University of Oklahoma University College freshman Lucy Mahaffey received a $10,000 Davis Projects for Peace grant to promote a sustainable, peaceful future for her work with the state superintendent of education and state coalition director to develop a curriculum to teach teenage children about human trafficking.
While Mahaffey is planning to present at youth groups and high schools, her primary focus is on middle school-aged children because that age group is the most common to be sold into sex trafficking, she said. “I felt like this could really empower the kids. I think that they’re really overlooked – they’re the most vulnerable, but they’re also the most powerful,” Mahaffey said.
She tries to relate to kids by focusing on trafficking through the lens of the Internet and smart Internet practices, considering many instances of trafficking in the U.S. happen as a result of children being online. About one-third of the estimated 30 million children online will go and meet a person they met online. However, at the point they go and meet them, that person isn’t really considered a stranger anymore. “It’s the fact that these kids have known someone online for a year and then they say, ‘we’re friends so I’ll go meet them,’” Mahaffey said. In her presentations, Mahaffey will stress the importance of only adding people you are familiar with, as well as not meeting in person people you only know online. If you have to meet with someone, don’t go alone, she said.
One of the issues facing the discussion of trafficking right now is that it’s almost taboo, or at least comes coated with negative connotations, and some parents or school administrators aren’t comfortable discussing trafficking with children. “I think it’s really sad that parents don’t want to have these conversations with their kids … You need to be having those conversations,” said John Putnam, public relations and human relations junior, who is working with Mahaffey.

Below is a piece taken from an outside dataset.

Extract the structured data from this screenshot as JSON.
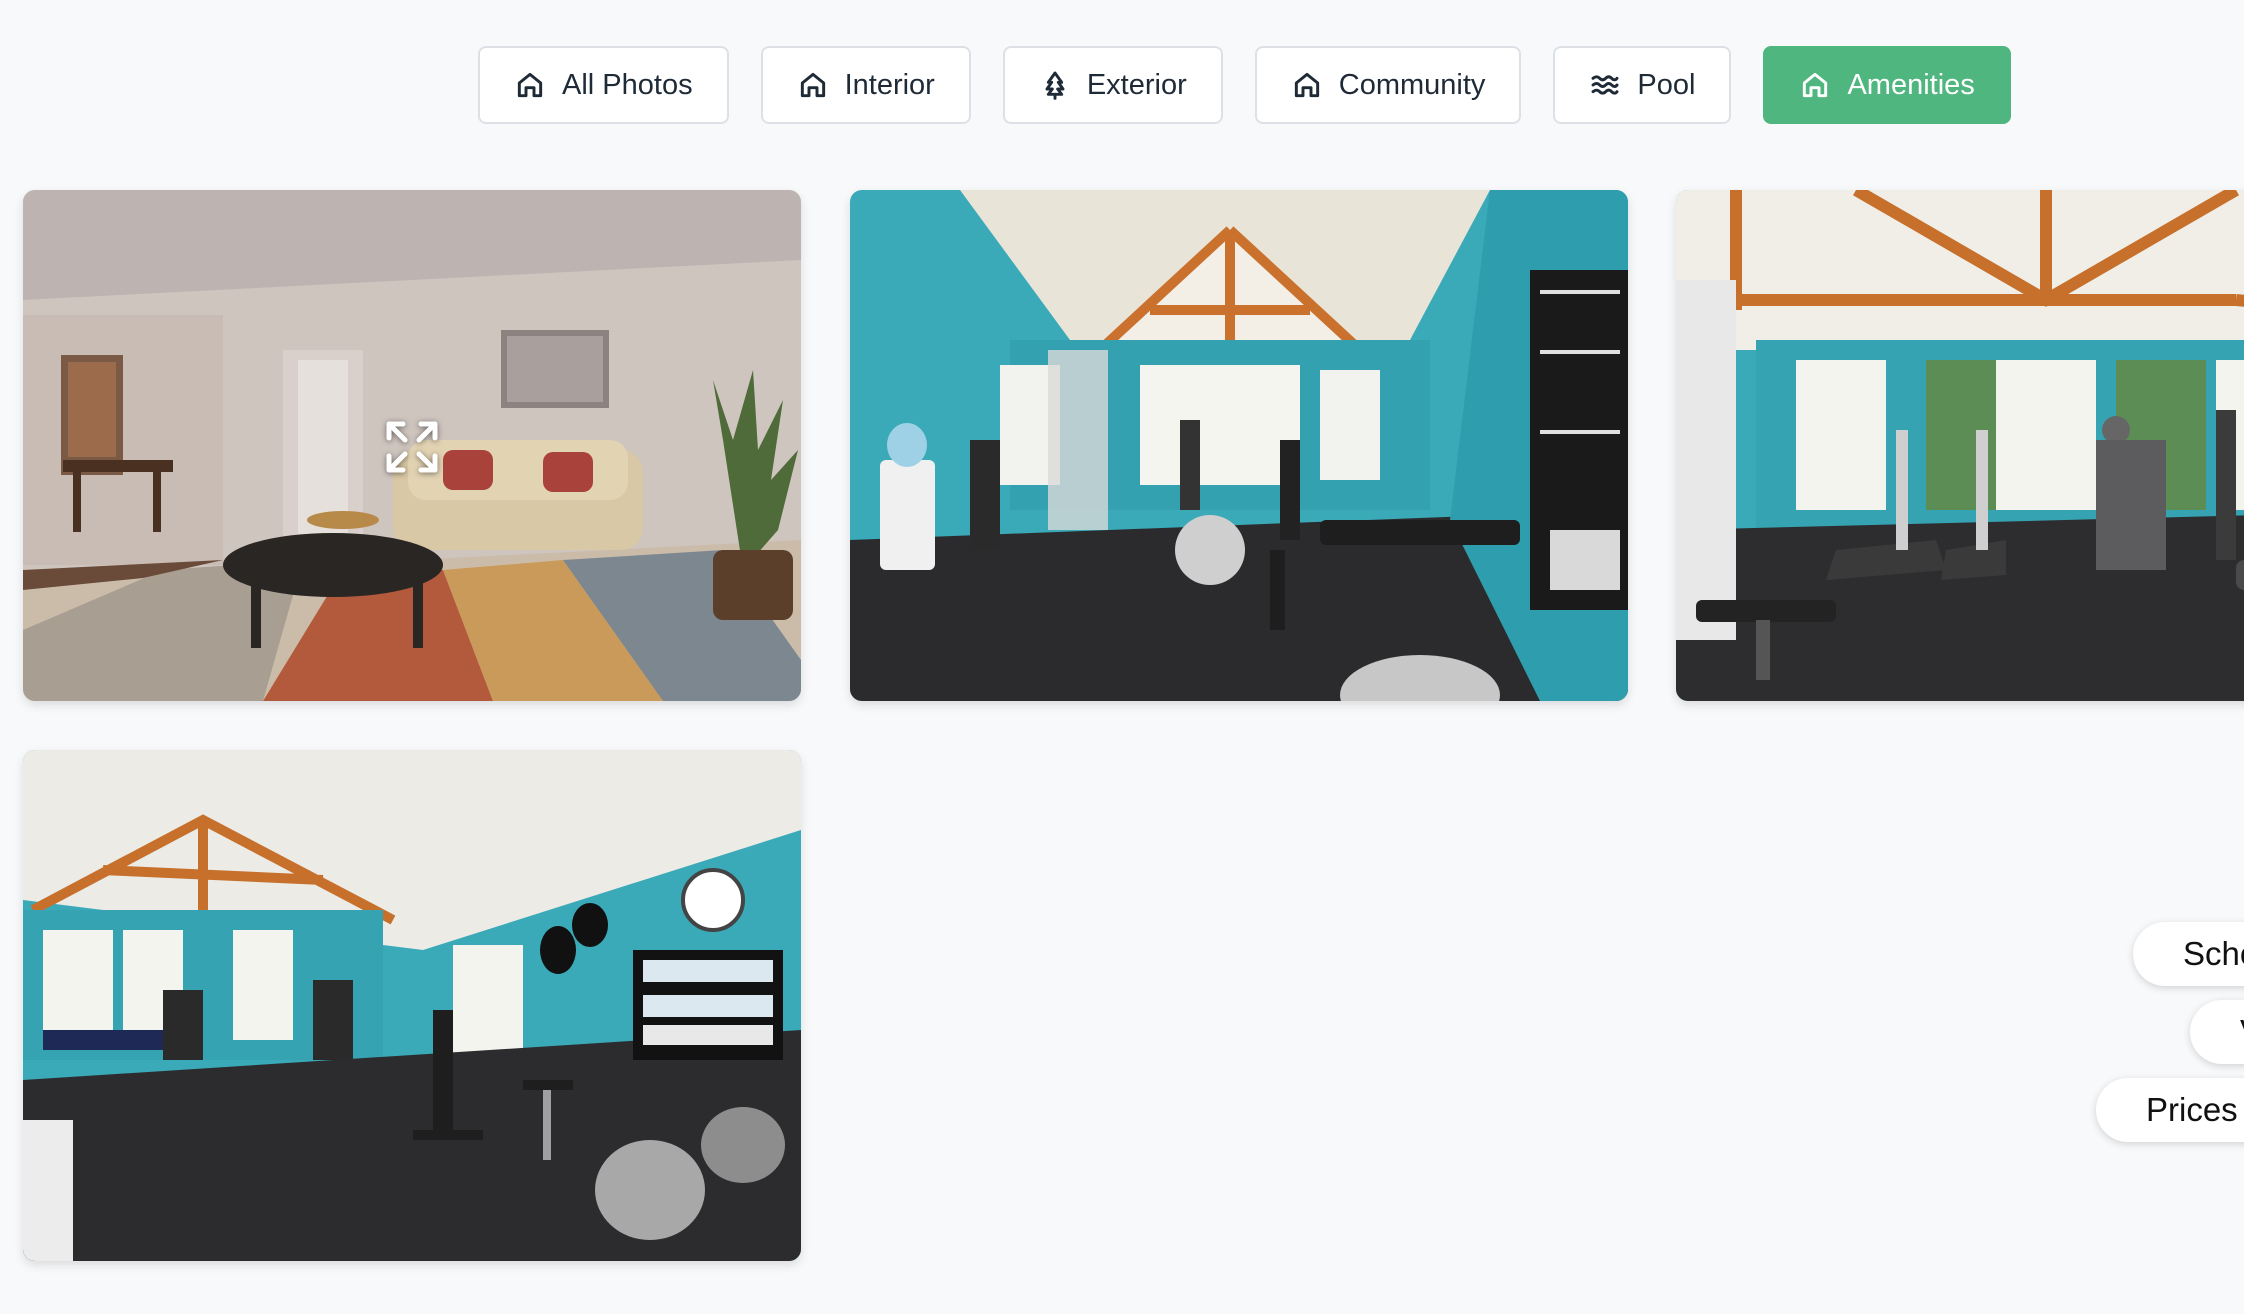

Learn more at Paighten Harkins’ The Oklahoma Daily article: Student receives grant to aid in informing school-aged children about trafficking.